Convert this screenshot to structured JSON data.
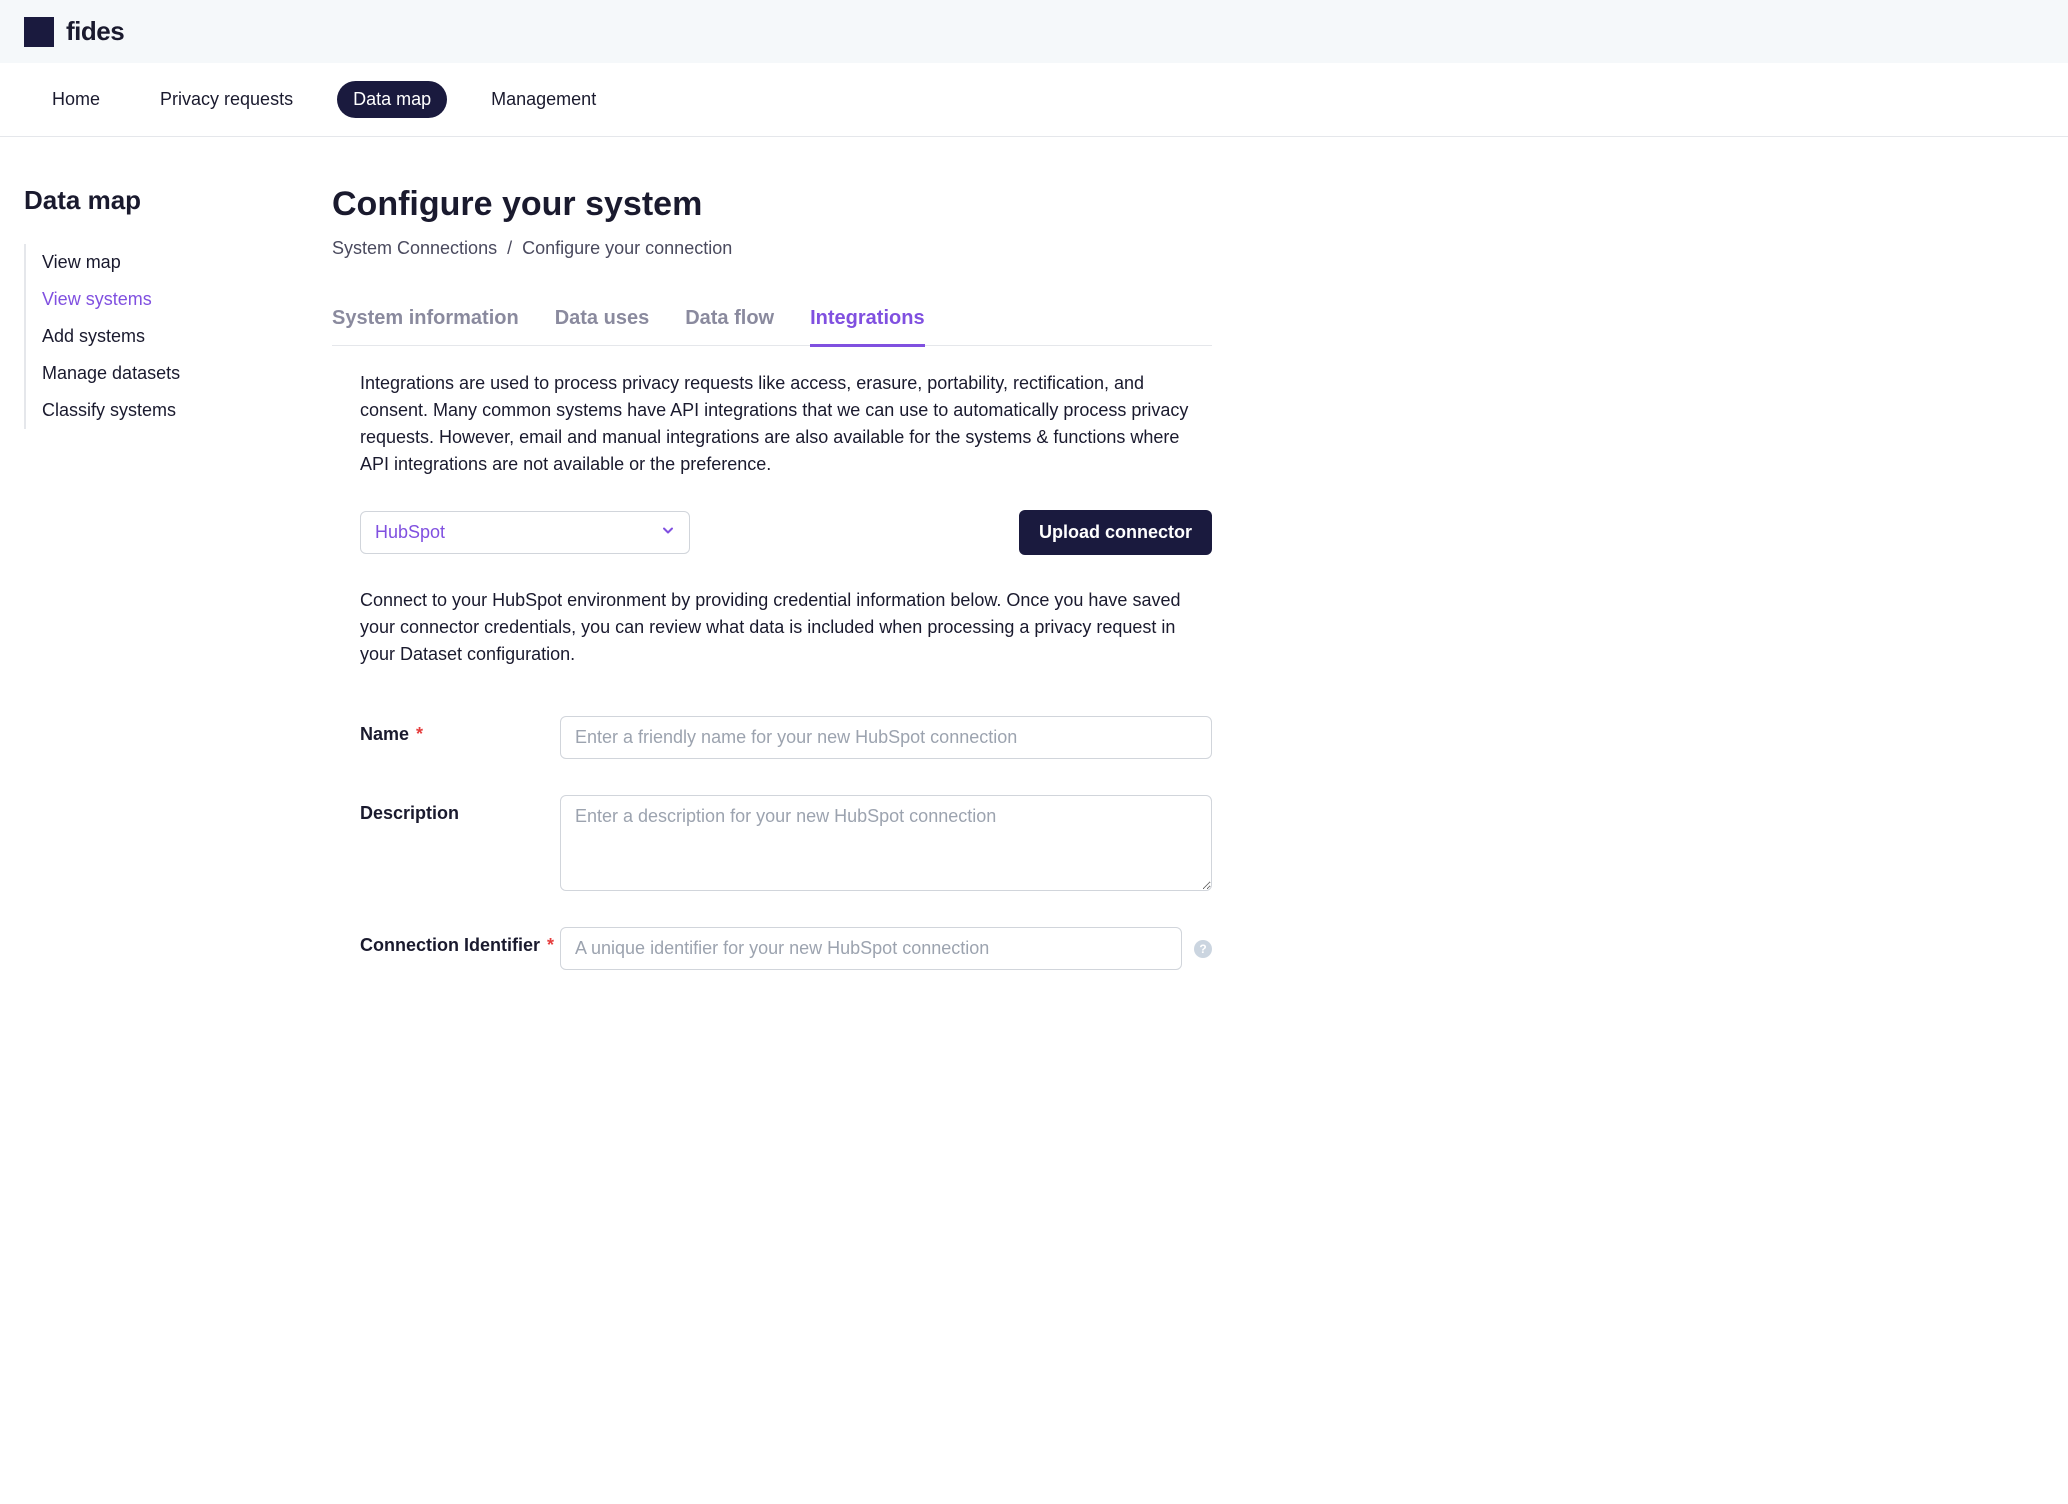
{
  "header": {
    "logo_text": "fides"
  },
  "nav": {
    "items": [
      {
        "label": "Home",
        "active": false
      },
      {
        "label": "Privacy requests",
        "active": false
      },
      {
        "label": "Data map",
        "active": true
      },
      {
        "label": "Management",
        "active": false
      }
    ]
  },
  "sidebar": {
    "title": "Data map",
    "items": [
      {
        "label": "View map",
        "active": false
      },
      {
        "label": "View systems",
        "active": true
      },
      {
        "label": "Add systems",
        "active": false
      },
      {
        "label": "Manage datasets",
        "active": false
      },
      {
        "label": "Classify systems",
        "active": false
      }
    ]
  },
  "page": {
    "title": "Configure your system",
    "breadcrumb": {
      "part1": "System Connections",
      "sep": "/",
      "part2": "Configure your connection"
    }
  },
  "tabs": [
    {
      "label": "System information",
      "active": false
    },
    {
      "label": "Data uses",
      "active": false
    },
    {
      "label": "Data flow",
      "active": false
    },
    {
      "label": "Integrations",
      "active": true
    }
  ],
  "integrations": {
    "description": "Integrations are used to process privacy requests like access, erasure, portability, rectification, and consent. Many common systems have API integrations that we can use to automatically process privacy requests. However, email and manual integrations are also available for the systems & functions where API integrations are not available or the preference.",
    "connector_select": "HubSpot",
    "upload_button": "Upload connector",
    "connect_description": "Connect to your HubSpot environment by providing credential information below. Once you have saved your connector credentials, you can review what data is included when processing a privacy request in your Dataset configuration."
  },
  "form": {
    "name": {
      "label": "Name",
      "required": "*",
      "placeholder": "Enter a friendly name for your new HubSpot connection"
    },
    "description": {
      "label": "Description",
      "placeholder": "Enter a description for your new HubSpot connection"
    },
    "connection_id": {
      "label": "Connection Identifier",
      "required": "*",
      "placeholder": "A unique identifier for your new HubSpot connection"
    }
  }
}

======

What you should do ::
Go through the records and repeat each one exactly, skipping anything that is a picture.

Solution ::
Convert this screenshot to structured JSON data.
{
  "header": {
    "logo_text": "fides"
  },
  "nav": {
    "items": [
      {
        "label": "Home",
        "active": false
      },
      {
        "label": "Privacy requests",
        "active": false
      },
      {
        "label": "Data map",
        "active": true
      },
      {
        "label": "Management",
        "active": false
      }
    ]
  },
  "sidebar": {
    "title": "Data map",
    "items": [
      {
        "label": "View map",
        "active": false
      },
      {
        "label": "View systems",
        "active": true
      },
      {
        "label": "Add systems",
        "active": false
      },
      {
        "label": "Manage datasets",
        "active": false
      },
      {
        "label": "Classify systems",
        "active": false
      }
    ]
  },
  "page": {
    "title": "Configure your system",
    "breadcrumb": {
      "part1": "System Connections",
      "sep": "/",
      "part2": "Configure your connection"
    }
  },
  "tabs": [
    {
      "label": "System information",
      "active": false
    },
    {
      "label": "Data uses",
      "active": false
    },
    {
      "label": "Data flow",
      "active": false
    },
    {
      "label": "Integrations",
      "active": true
    }
  ],
  "integrations": {
    "description": "Integrations are used to process privacy requests like access, erasure, portability, rectification, and consent. Many common systems have API integrations that we can use to automatically process privacy requests. However, email and manual integrations are also available for the systems & functions where API integrations are not available or the preference.",
    "connector_select": "HubSpot",
    "upload_button": "Upload connector",
    "connect_description": "Connect to your HubSpot environment by providing credential information below. Once you have saved your connector credentials, you can review what data is included when processing a privacy request in your Dataset configuration."
  },
  "form": {
    "name": {
      "label": "Name",
      "required": "*",
      "placeholder": "Enter a friendly name for your new HubSpot connection"
    },
    "description": {
      "label": "Description",
      "placeholder": "Enter a description for your new HubSpot connection"
    },
    "connection_id": {
      "label": "Connection Identifier",
      "required": "*",
      "placeholder": "A unique identifier for your new HubSpot connection"
    }
  }
}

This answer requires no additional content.